Through the activities of National Resource Center for Information Technology in Child Welfare, in collaboration with NICWA, we have had a chance to review the way Indian child welfare services are now provided and funded, as well as the available data. We are convinced the data from HHS-sponsored national data sets do not capture all of the Native American children involved in child protection, foster care, and adoption. Even so, the available data indicates a clear overrepresentation of these children, at a rate of approximately 1.6 times what the population figures would predict. When we take into account the children placed by tribes with foster care funding from the Bureau of Indian Affairs or tribal resources, the total number of Native American children in foster care at any point in time is estimated to approach 14,000, about 2.4 times their representation among all of our country’s children. Providing more comprehensive resources for Indian child welfare will help improve services and outcomes for these children and families and allow us to collect more accurate data about the children and families served.

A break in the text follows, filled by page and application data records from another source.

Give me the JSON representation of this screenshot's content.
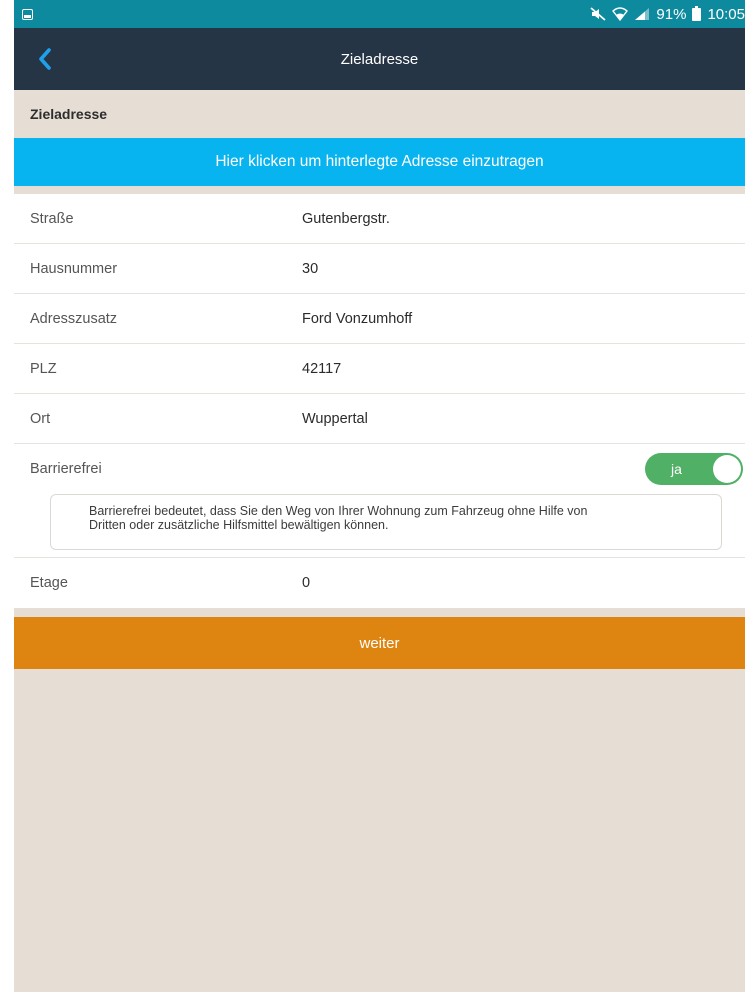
{
  "status_bar": {
    "battery_percent": "91%",
    "time": "10:05"
  },
  "nav": {
    "title": "Zieladresse"
  },
  "section": {
    "title": "Zieladresse"
  },
  "banner": {
    "label": "Hier klicken um hinterlegte Adresse einzutragen"
  },
  "form": {
    "rows": [
      {
        "label": "Straße",
        "value": "Gutenbergstr."
      },
      {
        "label": "Hausnummer",
        "value": "30"
      },
      {
        "label": "Adresszusatz",
        "value": "Ford Vonzumhoff"
      },
      {
        "label": "PLZ",
        "value": "42117"
      },
      {
        "label": "Ort",
        "value": "Wuppertal"
      }
    ],
    "barrierefrei": {
      "label": "Barrierefrei",
      "toggle_label": "ja",
      "on": true,
      "info_line1": "Barrierefrei bedeutet, dass Sie den Weg von Ihrer Wohnung zum Fahrzeug ohne Hilfe von",
      "info_line2": "Dritten oder zusätzliche Hilfsmittel bewältigen können."
    },
    "etage": {
      "label": "Etage",
      "value": "0"
    }
  },
  "actions": {
    "weiter_label": "weiter"
  },
  "colors": {
    "status_bar": "#0e8a9e",
    "nav_bar": "#263546",
    "banner": "#08b4f0",
    "toggle_on": "#50b066",
    "weiter": "#de8410",
    "background": "#e6ddd4"
  }
}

CWLA also recognizes the need to improve tribal access to other existing federal block grants. We were fully supportive of efforts last year to expand tribal access to the Promoting Safe and Stable Families Program. As an organization that strongly supports the restoration of funding to the Social Services Block Grant (SSBG), we recognize the desire of tribal governments to have the same access to these block grant funds as states and territories. SSBG is a critical source of financial support for child welfare services. Fiscal year 2000 data indicates that states chose to use their SSBG funds for child welfare more than any other service. As members of the Senate expand tribal access to federal block grants including SSBG, we hope they will enhance that access by reversing the actions of the past several years and fully restore SSBG funding to $2.8 billion as established in the 1996 TANF law.

CWLA remains committed to promoting the well-being of children and protecting every child from harm in all settings. We look forward to working with this Committee and other members of Congress in crafting legislation that will improve the lives of our most vulnerable children, including Native American children.